Even less exciting is the appearance of TOKYOPOP in the catalog. Yes, that TOKYOPOP. Maybe Disney Descendants is a great manga adaptation. I wouldn’t know. I haven’t read it. I have no plans to. Remember when I said I’d been around during the North American manga market crash of the late 2000s? I’m not going to be able to look at any TOKYOPOP title without a healthy amount of skepticism.
Kodansha’s choice to feature yet another original Attack on Titan story bemuses me. I get it, I get it. Attack on Titan is a big deal. But Kodansha highlighted the Attack on Titan original anthology last year. This year’s selection seems like a retread.
So what conclusions can we draw from the 2017 FCBD manga selections? Is the North American manga market facing contraction again and therefore opting for steadfast, conservative selections? Do North American manga publishers see no point to participate in FCBD due to lack of new reader engagement? Kodansha opting to feature Attack on Titan for the third time makes me wonder if there’s nothing beyond killing man-eating giants. I refuse to believe there aren’t exciting, new titles to feature. What about sports manga? The old adage says that sports manga doesn’t sell in North America, but is that still the case with the advent of the volleyball series, Haikyu? Besides, you can’t sell anything if you don’t push it.
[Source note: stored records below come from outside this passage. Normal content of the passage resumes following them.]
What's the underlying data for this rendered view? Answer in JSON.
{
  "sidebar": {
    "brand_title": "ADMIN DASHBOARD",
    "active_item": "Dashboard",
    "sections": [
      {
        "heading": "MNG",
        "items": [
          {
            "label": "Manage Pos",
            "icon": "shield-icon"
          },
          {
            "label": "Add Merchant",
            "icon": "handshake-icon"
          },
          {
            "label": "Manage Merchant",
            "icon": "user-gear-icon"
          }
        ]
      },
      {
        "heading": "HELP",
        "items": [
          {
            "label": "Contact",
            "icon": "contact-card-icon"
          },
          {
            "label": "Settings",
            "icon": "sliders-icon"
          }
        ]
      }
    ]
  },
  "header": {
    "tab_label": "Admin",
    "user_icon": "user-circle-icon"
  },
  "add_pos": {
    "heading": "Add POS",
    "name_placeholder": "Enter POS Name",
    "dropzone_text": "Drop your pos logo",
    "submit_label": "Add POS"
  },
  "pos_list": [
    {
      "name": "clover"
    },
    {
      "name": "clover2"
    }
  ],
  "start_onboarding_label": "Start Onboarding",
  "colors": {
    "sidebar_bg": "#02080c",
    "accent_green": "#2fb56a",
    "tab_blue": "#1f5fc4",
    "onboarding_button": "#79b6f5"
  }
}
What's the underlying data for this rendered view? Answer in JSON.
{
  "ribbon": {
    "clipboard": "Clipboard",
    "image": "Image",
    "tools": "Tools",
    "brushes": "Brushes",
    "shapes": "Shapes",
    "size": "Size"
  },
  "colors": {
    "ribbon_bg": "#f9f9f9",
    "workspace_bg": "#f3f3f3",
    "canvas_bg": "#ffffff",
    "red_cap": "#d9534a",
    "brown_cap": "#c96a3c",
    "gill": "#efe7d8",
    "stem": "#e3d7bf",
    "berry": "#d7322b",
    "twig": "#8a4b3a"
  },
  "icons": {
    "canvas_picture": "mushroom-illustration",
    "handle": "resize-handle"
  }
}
Whatever the reason, I hope this isn’t going to be a continuing trend. I’d hate for us to return to the early days of FCBD when there were no manga offerings at all.1 comment